From the film side of things, Monory has always admitted his preference for American film noir from the B series of the 1940s. Talk to him about Gun Crazy directed by Joseph H. Lewis — a known detective recognized by the film buffs as a mélange of mise-en-scène technicalities, of narration, of a montage of this genre of film, and in which the producer had allowed for various formal and technical experimentations — and you would have made a new friend. What interest does he find in these types of films? “He was speaking of another world, a completely false one, that seems freer than my own. Everything is explicitly stated about the fragility of the human condition: we live, we agitate, and then we die. There is something about these types of films, that seemingly darken the darkest of scenes, that reminds me of a tragedy.” Monory is a simple and direct man, but refuses to revel in straightforwardness. He enjoys life and has searched for ways of how to live it to its fullest, conscious of the fact that we shouldn’t try and complicate it; we all end up dying. Jacques the Fatalist, in order words. Plan, sequence, frame, assembly…, the vocabulary that we use in the film industry is also something noticeable throughout Monory’s work. He even titled Technicolor (1976-1977), a series in which he uses yellow and red to paint a variety of Hollywood references. The artist may be considered as a master of syncopation, of collage and of assembly, as he refuses to order his images aesthetically, concocting incomplete plot lines. Not one of his stories has the ability to be retold, because above all else, he cares about the nature of them.
From Meurtres (1968) to Roman Photo (2006-2008), we can’t stop naming of all of Monory’s series: notably Velvet Jungle (1969-1971), Measures (1971-1972), Opéras Glacés (1974-1975), Ciels (1978-1979), La Voleuse (1985-1986), Énigmes (1991-1996), Nuit (1999-2003), Couleur (2002-2005), and Peinture Sentimentale (2009-2012). His work offers viewers a different approach to life, more in relation to that of a maze that he chooses to drag his audience along, leave them, and allow them to fend for themselves. From one composition to another, the work is presented as a treasure hunt, in which the treasure is his true identity. With Monory, everything is always a question of role play and intention. Often playing different characters in his own work, he intertwines fiction and reality confrontationally, thus creating an eschewed version of reality. As stated by Alain Jouffroy, Monory is the most filmmaker artist of contemporary painters.

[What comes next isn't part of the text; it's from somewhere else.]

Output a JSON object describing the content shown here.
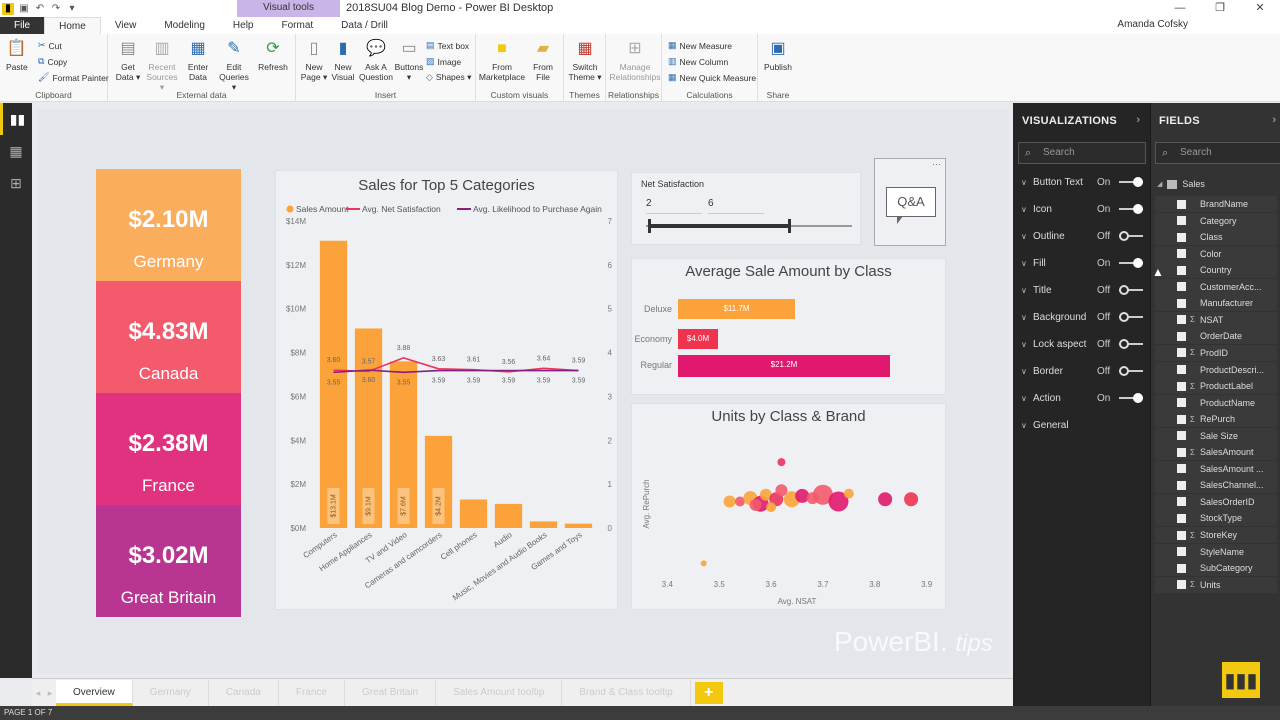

Monory, or Hommage to the Prolonged
In addition to being a painter, filmmaker, and film buff, Jacques Monory is also a photographer. Photography is at the root of his work. It’s his main source of material. “I always walk with a camera,” he says, “so I can capture everything that interests me as I compile a reservoir of images.” Much more than a hobby, photography for him is a real addiction. Does he watch television? He even has his camera in hand to capture even the most fleeting image that catches his eye. Does he go to the cinema? He puts his camera in his pocket! Does he go on vacation or trips? He might have forgotten about this one, but never will he forget his Leica.